Component data from apps and pages
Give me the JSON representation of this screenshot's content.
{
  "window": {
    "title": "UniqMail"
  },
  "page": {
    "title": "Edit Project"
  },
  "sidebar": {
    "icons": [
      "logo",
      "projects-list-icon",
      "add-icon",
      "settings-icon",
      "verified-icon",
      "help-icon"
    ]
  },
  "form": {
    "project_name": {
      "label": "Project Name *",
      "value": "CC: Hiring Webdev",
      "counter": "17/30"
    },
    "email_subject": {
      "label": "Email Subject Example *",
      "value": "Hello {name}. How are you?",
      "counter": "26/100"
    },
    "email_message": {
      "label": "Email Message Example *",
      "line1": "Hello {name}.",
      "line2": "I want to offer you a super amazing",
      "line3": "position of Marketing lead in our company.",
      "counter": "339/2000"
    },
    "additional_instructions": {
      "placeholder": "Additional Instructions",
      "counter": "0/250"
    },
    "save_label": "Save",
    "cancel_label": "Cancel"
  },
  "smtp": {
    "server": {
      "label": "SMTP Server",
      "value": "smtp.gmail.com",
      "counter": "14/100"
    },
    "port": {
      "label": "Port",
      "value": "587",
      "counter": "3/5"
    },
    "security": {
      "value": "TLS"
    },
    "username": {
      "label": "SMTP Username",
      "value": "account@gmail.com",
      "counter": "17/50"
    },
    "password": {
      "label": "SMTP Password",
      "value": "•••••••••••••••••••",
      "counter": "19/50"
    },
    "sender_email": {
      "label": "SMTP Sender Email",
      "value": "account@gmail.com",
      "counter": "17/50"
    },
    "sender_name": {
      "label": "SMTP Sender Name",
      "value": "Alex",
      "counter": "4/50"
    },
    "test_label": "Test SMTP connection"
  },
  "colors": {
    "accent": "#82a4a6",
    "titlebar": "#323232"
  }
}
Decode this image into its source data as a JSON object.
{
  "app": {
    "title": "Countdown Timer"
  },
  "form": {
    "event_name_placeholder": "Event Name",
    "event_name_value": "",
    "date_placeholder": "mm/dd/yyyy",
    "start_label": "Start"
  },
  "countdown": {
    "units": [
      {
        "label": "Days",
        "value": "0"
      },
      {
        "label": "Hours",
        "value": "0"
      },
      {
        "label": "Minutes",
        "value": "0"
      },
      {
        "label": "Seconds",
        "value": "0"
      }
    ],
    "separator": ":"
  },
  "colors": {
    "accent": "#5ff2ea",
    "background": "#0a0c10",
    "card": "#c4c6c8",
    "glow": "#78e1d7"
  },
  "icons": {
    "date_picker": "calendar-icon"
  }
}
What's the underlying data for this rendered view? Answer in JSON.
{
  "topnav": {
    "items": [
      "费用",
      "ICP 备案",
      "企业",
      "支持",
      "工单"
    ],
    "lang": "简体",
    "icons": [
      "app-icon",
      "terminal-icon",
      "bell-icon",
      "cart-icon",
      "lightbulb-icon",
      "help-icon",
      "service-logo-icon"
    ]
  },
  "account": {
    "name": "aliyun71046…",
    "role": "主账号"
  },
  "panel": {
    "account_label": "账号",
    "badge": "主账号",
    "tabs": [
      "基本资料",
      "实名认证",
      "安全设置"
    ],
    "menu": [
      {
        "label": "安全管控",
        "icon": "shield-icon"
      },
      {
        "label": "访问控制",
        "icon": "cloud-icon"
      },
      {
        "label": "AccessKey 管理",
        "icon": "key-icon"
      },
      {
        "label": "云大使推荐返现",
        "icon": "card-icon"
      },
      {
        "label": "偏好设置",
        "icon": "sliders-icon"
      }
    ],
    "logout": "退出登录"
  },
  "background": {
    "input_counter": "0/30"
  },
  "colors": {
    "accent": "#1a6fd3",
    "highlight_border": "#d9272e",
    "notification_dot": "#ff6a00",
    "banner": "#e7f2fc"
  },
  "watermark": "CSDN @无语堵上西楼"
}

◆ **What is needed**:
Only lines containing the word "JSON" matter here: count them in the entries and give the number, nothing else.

◆ **Written reply**:
3